Look through the material for lines with the word "warning", and copy each one.

==========

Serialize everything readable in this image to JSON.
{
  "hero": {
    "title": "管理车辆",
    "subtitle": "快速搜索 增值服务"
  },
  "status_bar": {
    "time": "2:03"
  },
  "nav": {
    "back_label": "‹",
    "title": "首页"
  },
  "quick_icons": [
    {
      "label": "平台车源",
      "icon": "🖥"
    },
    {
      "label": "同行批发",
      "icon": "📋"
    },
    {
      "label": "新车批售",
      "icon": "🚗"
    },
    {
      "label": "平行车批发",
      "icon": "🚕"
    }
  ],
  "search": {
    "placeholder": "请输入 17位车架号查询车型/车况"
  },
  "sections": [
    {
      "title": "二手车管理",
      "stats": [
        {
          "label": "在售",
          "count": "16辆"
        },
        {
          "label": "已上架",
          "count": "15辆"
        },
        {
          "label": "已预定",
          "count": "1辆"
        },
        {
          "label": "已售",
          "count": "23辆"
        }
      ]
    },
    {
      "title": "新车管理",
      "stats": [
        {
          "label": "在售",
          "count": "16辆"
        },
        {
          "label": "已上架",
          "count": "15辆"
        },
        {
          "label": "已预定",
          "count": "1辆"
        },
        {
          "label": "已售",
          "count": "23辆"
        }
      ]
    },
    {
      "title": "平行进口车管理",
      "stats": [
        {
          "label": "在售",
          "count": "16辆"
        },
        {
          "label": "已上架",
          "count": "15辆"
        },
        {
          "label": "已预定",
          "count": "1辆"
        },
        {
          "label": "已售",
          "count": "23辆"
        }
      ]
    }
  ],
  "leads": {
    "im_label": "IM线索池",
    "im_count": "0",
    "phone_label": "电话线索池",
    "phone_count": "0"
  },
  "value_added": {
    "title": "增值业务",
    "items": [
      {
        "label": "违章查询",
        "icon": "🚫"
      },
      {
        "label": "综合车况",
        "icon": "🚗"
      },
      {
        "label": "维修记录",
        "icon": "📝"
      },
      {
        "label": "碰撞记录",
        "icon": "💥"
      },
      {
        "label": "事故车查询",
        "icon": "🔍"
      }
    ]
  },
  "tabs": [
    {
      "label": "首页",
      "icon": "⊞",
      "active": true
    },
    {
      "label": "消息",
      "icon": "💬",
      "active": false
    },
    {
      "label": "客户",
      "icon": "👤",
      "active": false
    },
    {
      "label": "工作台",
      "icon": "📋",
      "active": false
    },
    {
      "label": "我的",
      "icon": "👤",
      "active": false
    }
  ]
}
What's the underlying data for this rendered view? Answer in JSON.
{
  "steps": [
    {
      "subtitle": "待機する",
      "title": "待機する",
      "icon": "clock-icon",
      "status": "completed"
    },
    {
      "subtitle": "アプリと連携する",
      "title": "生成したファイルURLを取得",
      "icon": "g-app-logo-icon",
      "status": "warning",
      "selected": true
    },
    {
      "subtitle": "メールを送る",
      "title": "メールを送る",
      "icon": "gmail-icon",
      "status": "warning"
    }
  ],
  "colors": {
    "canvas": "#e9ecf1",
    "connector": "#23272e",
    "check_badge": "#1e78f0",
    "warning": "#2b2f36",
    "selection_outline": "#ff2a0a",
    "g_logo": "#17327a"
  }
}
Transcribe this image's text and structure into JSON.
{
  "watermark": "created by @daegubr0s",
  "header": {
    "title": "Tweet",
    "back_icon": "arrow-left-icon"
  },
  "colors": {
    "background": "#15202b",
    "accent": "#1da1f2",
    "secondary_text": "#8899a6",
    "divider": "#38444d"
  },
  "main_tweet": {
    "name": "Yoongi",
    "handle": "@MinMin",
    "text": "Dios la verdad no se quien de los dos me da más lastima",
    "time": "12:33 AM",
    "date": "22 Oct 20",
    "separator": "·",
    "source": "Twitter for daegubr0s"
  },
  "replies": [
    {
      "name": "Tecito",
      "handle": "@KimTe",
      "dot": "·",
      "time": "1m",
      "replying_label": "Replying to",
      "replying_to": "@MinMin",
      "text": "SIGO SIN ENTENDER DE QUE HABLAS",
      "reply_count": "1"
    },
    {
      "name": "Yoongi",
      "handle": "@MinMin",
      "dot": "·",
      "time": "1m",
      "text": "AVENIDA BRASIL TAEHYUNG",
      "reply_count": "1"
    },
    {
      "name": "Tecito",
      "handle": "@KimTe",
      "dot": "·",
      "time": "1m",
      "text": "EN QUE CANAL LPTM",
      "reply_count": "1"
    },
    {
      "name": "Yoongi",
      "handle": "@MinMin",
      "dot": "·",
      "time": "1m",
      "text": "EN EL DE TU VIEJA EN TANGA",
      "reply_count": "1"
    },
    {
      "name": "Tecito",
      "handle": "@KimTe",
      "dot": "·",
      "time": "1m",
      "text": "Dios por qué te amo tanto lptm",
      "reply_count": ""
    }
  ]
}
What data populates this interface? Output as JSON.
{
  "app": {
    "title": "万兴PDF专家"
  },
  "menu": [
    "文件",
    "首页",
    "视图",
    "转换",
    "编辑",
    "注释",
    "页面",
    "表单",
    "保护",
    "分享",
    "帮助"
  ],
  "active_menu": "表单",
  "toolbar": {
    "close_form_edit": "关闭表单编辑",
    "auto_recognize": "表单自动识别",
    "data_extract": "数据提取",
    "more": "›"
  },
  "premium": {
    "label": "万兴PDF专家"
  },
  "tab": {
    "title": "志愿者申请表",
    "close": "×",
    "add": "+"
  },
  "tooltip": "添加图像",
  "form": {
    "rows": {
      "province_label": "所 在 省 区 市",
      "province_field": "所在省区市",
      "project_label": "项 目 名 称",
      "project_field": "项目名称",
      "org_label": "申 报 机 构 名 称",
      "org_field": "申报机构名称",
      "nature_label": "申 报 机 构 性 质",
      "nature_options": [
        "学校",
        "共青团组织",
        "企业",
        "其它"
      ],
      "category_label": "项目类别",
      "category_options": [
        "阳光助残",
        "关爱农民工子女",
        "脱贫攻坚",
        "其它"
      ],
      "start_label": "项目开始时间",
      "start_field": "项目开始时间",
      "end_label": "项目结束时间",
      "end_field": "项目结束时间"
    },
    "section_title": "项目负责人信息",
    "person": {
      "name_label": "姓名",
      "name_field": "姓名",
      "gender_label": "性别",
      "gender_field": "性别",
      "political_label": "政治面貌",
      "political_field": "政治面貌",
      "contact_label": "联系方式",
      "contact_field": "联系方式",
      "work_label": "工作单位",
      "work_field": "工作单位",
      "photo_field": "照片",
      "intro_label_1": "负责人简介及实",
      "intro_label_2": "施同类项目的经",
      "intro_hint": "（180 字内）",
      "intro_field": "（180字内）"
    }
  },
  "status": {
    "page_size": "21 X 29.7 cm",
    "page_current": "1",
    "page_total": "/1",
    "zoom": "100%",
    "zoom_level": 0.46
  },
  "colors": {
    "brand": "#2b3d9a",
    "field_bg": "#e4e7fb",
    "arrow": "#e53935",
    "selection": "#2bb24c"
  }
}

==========

THE ANSWER:
      "status": "warning",
      "status": "warning"
    "warning": "#2b2f36",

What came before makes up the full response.